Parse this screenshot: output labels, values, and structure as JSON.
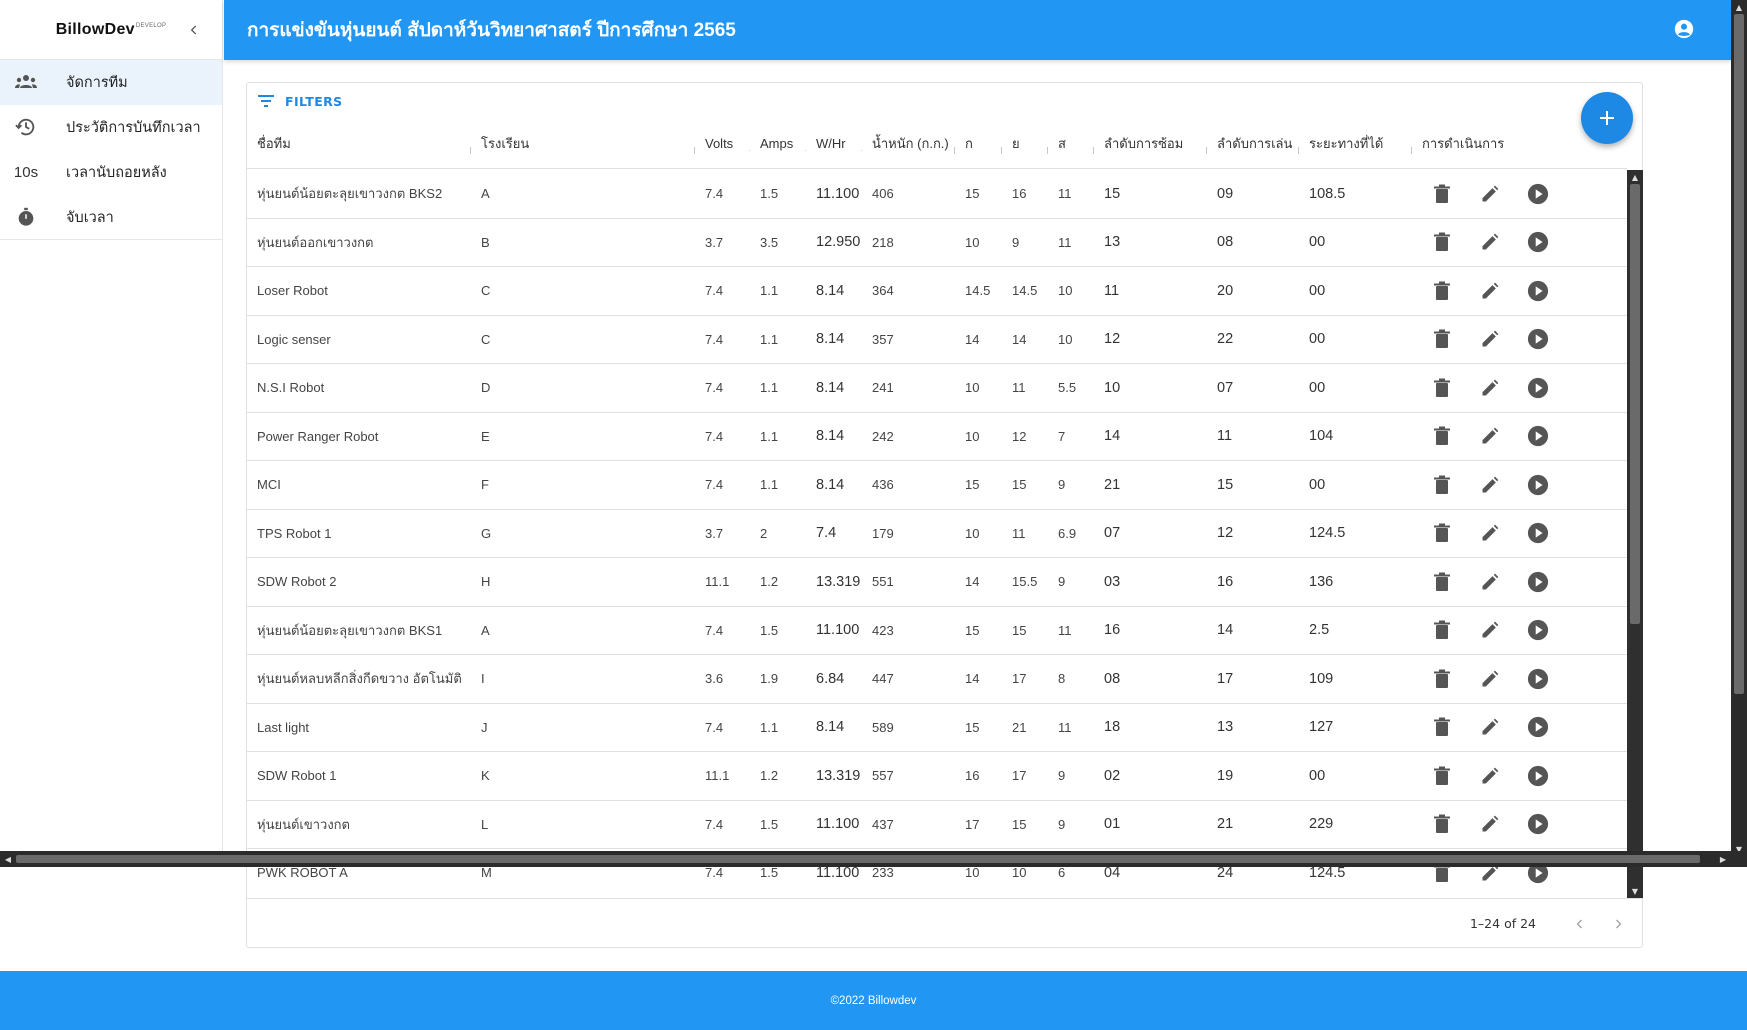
{
  "sidebar": {
    "brand": "BillowDev",
    "brand_tag": "DEVELOP",
    "collapse_icon": "chevron-left-icon",
    "items": [
      {
        "label": "จัดการทีม",
        "icon": "people-icon",
        "active": true
      },
      {
        "label": "ประวัติการบันทึกเวลา",
        "icon": "history-icon",
        "active": false
      },
      {
        "label": "เวลานับถอยหลัง",
        "icon": "countdown-icon",
        "icon_text": "10s",
        "active": false
      },
      {
        "label": "จับเวลา",
        "icon": "stopwatch-icon",
        "active": false
      }
    ]
  },
  "header": {
    "title": "การแข่งขันหุ่นยนต์ สัปดาห์วันวิทยาศาสตร์ ปีการศึกษา 2565",
    "account_icon": "account-circle-icon",
    "color": "#2196f3"
  },
  "toolbar": {
    "filters_label": "FILTERS",
    "add_icon": "plus-icon"
  },
  "table": {
    "columns": [
      "ชื่อทีม",
      "โรงเรียน",
      "Volts",
      "Amps",
      "W/Hr",
      "น้ำหนัก (ก.ก.)",
      "ก",
      "ย",
      "ส",
      "ลำดับการซ้อม",
      "ลำดับการเล่น",
      "ระยะทางที่ได้",
      "การดำเนินการ"
    ],
    "rows": [
      [
        "หุ่นยนต์น้อยตะลุยเขาวงกต BKS2",
        "A",
        "7.4",
        "1.5",
        "11.100",
        "406",
        "15",
        "16",
        "11",
        "15",
        "09",
        "108.5"
      ],
      [
        "หุ่นยนต์ออกเขาวงกต",
        "B",
        "3.7",
        "3.5",
        "12.950",
        "218",
        "10",
        "9",
        "11",
        "13",
        "08",
        "00"
      ],
      [
        "Loser Robot",
        "C",
        "7.4",
        "1.1",
        "8.14",
        "364",
        "14.5",
        "14.5",
        "10",
        "11",
        "20",
        "00"
      ],
      [
        "Logic senser",
        "C",
        "7.4",
        "1.1",
        "8.14",
        "357",
        "14",
        "14",
        "10",
        "12",
        "22",
        "00"
      ],
      [
        "N.S.I Robot",
        "D",
        "7.4",
        "1.1",
        "8.14",
        "241",
        "10",
        "11",
        "5.5",
        "10",
        "07",
        "00"
      ],
      [
        "Power Ranger Robot",
        "E",
        "7.4",
        "1.1",
        "8.14",
        "242",
        "10",
        "12",
        "7",
        "14",
        "11",
        "104"
      ],
      [
        "MCI",
        "F",
        "7.4",
        "1.1",
        "8.14",
        "436",
        "15",
        "15",
        "9",
        "21",
        "15",
        "00"
      ],
      [
        "TPS Robot 1",
        "G",
        "3.7",
        "2",
        "7.4",
        "179",
        "10",
        "11",
        "6.9",
        "07",
        "12",
        "124.5"
      ],
      [
        "SDW Robot 2",
        "H",
        "11.1",
        "1.2",
        "13.319",
        "551",
        "14",
        "15.5",
        "9",
        "03",
        "16",
        "136"
      ],
      [
        "หุ่นยนต์น้อยตะลุยเขาวงกต BKS1",
        "A",
        "7.4",
        "1.5",
        "11.100",
        "423",
        "15",
        "15",
        "11",
        "16",
        "14",
        "2.5"
      ],
      [
        "หุ่นยนต์หลบหลีกสิ่งกีดขวาง อัตโนมัติ",
        "I",
        "3.6",
        "1.9",
        "6.84",
        "447",
        "14",
        "17",
        "8",
        "08",
        "17",
        "109"
      ],
      [
        "Last light",
        "J",
        "7.4",
        "1.1",
        "8.14",
        "589",
        "15",
        "21",
        "11",
        "18",
        "13",
        "127"
      ],
      [
        "SDW Robot 1",
        "K",
        "11.1",
        "1.2",
        "13.319",
        "557",
        "16",
        "17",
        "9",
        "02",
        "19",
        "00"
      ],
      [
        "หุ่นยนต์เขาวงกต",
        "L",
        "7.4",
        "1.5",
        "11.100",
        "437",
        "17",
        "15",
        "9",
        "01",
        "21",
        "229"
      ],
      [
        "PWK ROBOT A",
        "M",
        "7.4",
        "1.5",
        "11.100",
        "233",
        "10",
        "10",
        "6",
        "04",
        "24",
        "124.5"
      ]
    ],
    "row_actions": [
      "delete-icon",
      "edit-icon",
      "play-icon"
    ]
  },
  "pagination": {
    "range": "1–24 of 24",
    "prev_icon": "chevron-left-icon",
    "next_icon": "chevron-right-icon"
  },
  "footer": {
    "text": "©2022 Billowdev"
  }
}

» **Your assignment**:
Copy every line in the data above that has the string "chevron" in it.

» **Answer to the problem**:
    "collapse_icon": "chevron-left-icon",
    "prev_icon": "chevron-left-icon",
    "next_icon": "chevron-right-icon"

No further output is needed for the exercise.